About this exercise: Every line that holds the word "before" needs to be copied from the data below.

%%

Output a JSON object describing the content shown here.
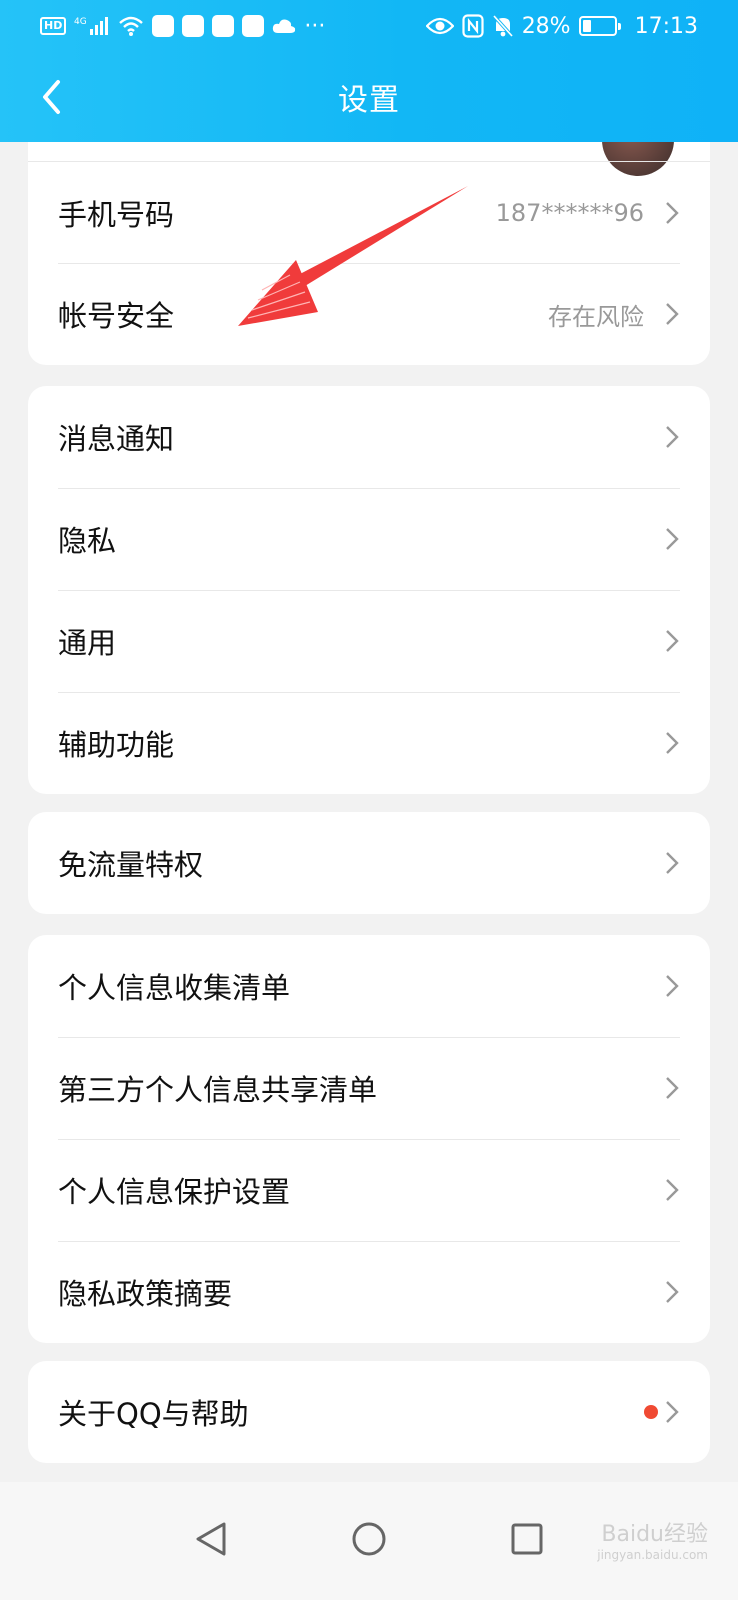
{
  "status_bar": {
    "hd": "HD",
    "network": "4G",
    "more": "···",
    "battery": "28%",
    "time": "17:13"
  },
  "header": {
    "title": "设置",
    "back_icon": "chevron-left-icon"
  },
  "account_section": {
    "items": [
      {
        "label": "手机号码",
        "value": "187******96"
      },
      {
        "label": "帐号安全",
        "value": "存在风险"
      }
    ]
  },
  "general_section": {
    "items": [
      {
        "label": "消息通知"
      },
      {
        "label": "隐私"
      },
      {
        "label": "通用"
      },
      {
        "label": "辅助功能"
      }
    ]
  },
  "data_section": {
    "items": [
      {
        "label": "免流量特权"
      }
    ]
  },
  "privacy_section": {
    "items": [
      {
        "label": "个人信息收集清单"
      },
      {
        "label": "第三方个人信息共享清单"
      },
      {
        "label": "个人信息保护设置"
      },
      {
        "label": "隐私政策摘要"
      }
    ]
  },
  "about_section": {
    "items": [
      {
        "label": "关于QQ与帮助",
        "has_badge": true
      }
    ]
  },
  "colors": {
    "header": "#12b7f5",
    "badge": "#f04a33",
    "annotation": "#f03b3b"
  },
  "watermark": {
    "text": "Baidu经验",
    "sub": "jingyan.baidu.com"
  }
}
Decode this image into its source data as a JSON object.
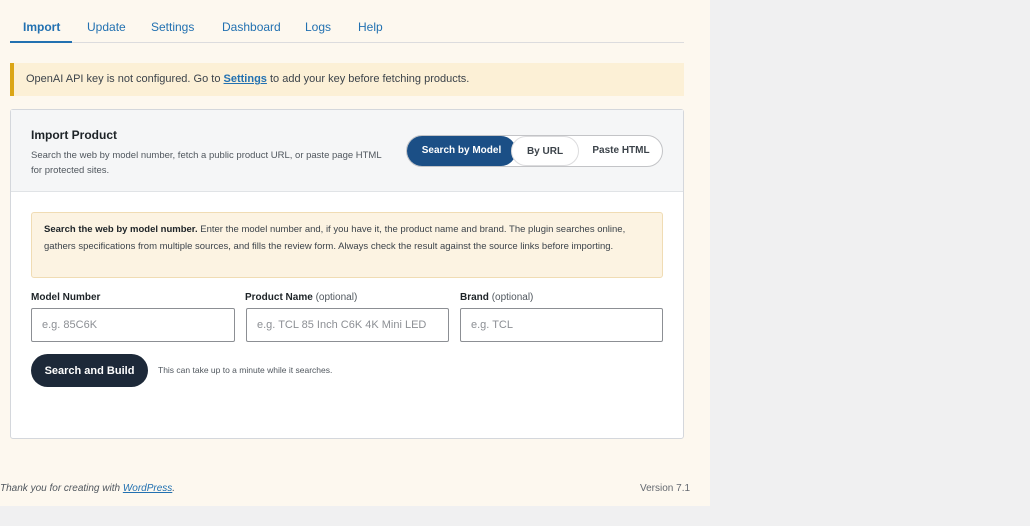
{
  "tabs": [
    {
      "label": "Import",
      "active": true
    },
    {
      "label": "Update"
    },
    {
      "label": "Settings"
    },
    {
      "label": "Dashboard"
    },
    {
      "label": "Logs"
    },
    {
      "label": "Help"
    }
  ],
  "notice": {
    "prefix": "OpenAI API key is not configured. Go to ",
    "link": "Settings",
    "suffix": " to add your key before fetching products."
  },
  "card": {
    "title": "Import Product",
    "description": "Search the web by model number, fetch a public product URL, or paste page HTML for protected sites.",
    "modes": [
      {
        "label": "Search by Model",
        "active": true
      },
      {
        "label": "By URL"
      },
      {
        "label": "Paste HTML"
      }
    ],
    "info": {
      "bold": "Search the web by model number.",
      "text": " Enter the model number and, if you have it, the product name and brand. The plugin searches online, gathers specifications from multiple sources, and fills the review form. Always check the result against the source links before importing."
    },
    "fields": {
      "model": {
        "label": "Model Number",
        "optional": "",
        "placeholder": "e.g. 85C6K"
      },
      "product": {
        "label": "Product Name",
        "optional": "(optional)",
        "placeholder": "e.g. TCL 85 Inch C6K 4K Mini LED"
      },
      "brand": {
        "label": "Brand",
        "optional": "(optional)",
        "placeholder": "e.g. TCL"
      }
    },
    "submit_label": "Search and Build",
    "hint": "This can take up to a minute while it searches."
  },
  "footer": {
    "prefix": "Thank you for creating with ",
    "link": "WordPress",
    "suffix": ".",
    "version": "Version 7.1"
  },
  "colors": {
    "accent": "#2271b1",
    "primary_button": "#1d2939",
    "segment_active": "#1b4f86",
    "notice_border": "#dba617",
    "page_bg": "#fdf8ef"
  }
}
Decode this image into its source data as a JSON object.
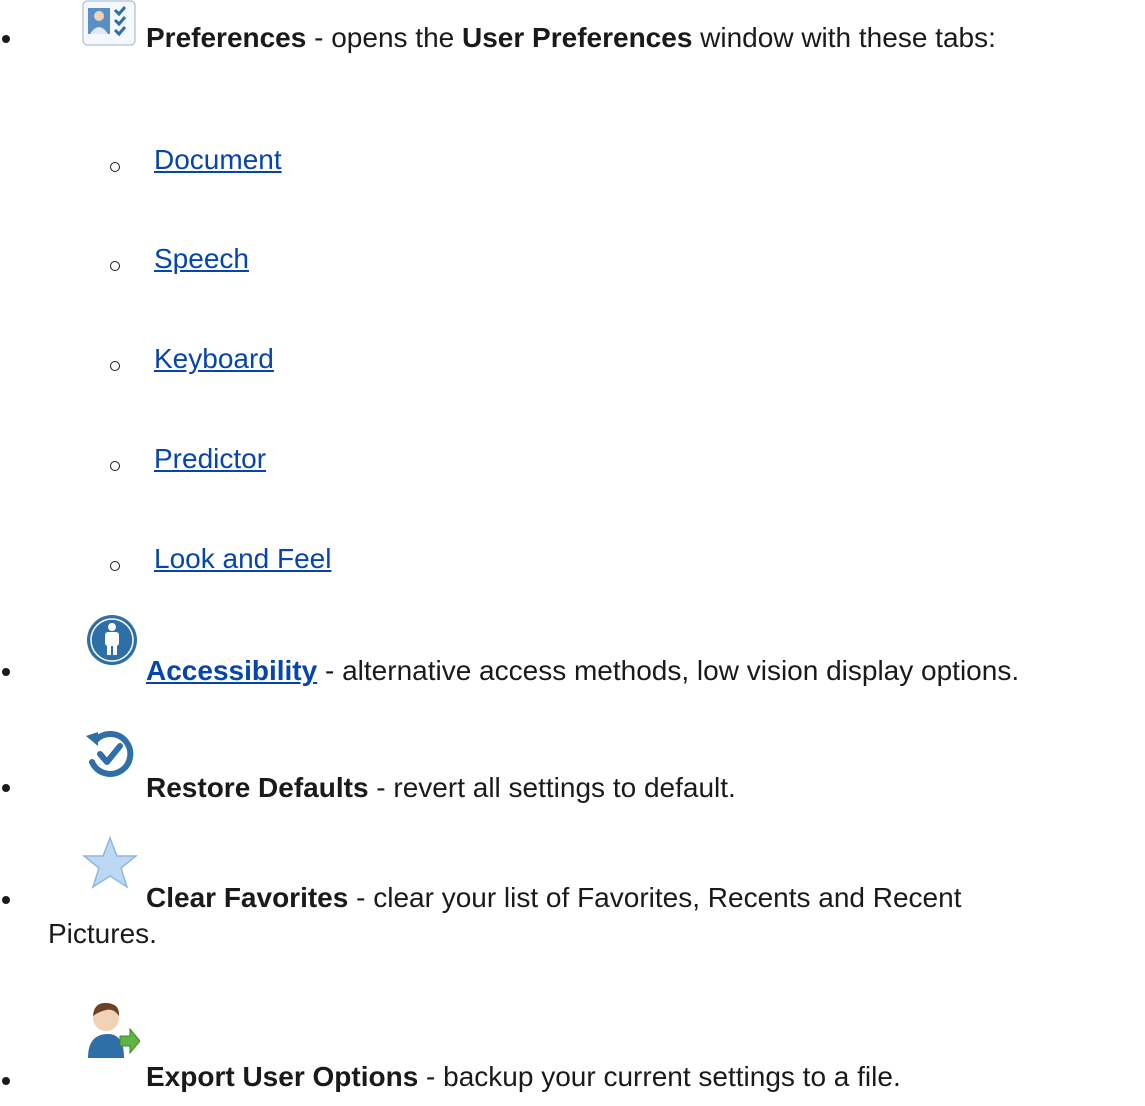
{
  "items": [
    {
      "icon": "preferences-icon",
      "title": "Preferences",
      "sep": " - ",
      "desc_pre": "opens the ",
      "desc_bold": "User Preferences",
      "desc_post": " window with these tabs:",
      "tabs": [
        "Document",
        "Speech",
        "Keyboard",
        "Predictor",
        "Look and Feel"
      ]
    },
    {
      "icon": "accessibility-icon",
      "title": "Accessibility",
      "sep": " - ",
      "desc": "alternative access methods, low vision display options."
    },
    {
      "icon": "restore-icon",
      "title": "Restore Defaults",
      "sep": " - ",
      "desc": "revert all settings to default."
    },
    {
      "icon": "star-icon",
      "title": "Clear Favorites",
      "sep": " - ",
      "desc": "clear your list of Favorites, Recents and Recent",
      "desc_cont": "Pictures."
    },
    {
      "icon": "export-user-icon",
      "title": "Export User Options",
      "sep": " - ",
      "desc": "backup your current settings to a file."
    }
  ],
  "colors": {
    "link": "#0645ad",
    "icon_blue": "#2f6fa8",
    "star": "#bcd8f2"
  }
}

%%

Response to this task:
    "suffix": " to add your key before fetching products."
      "text": " Enter the model number and, if you have it, the product name and brand. The plugin searches online, gathers specifications from multiple sources, and fills the review form. Always check the result against the source links before importing."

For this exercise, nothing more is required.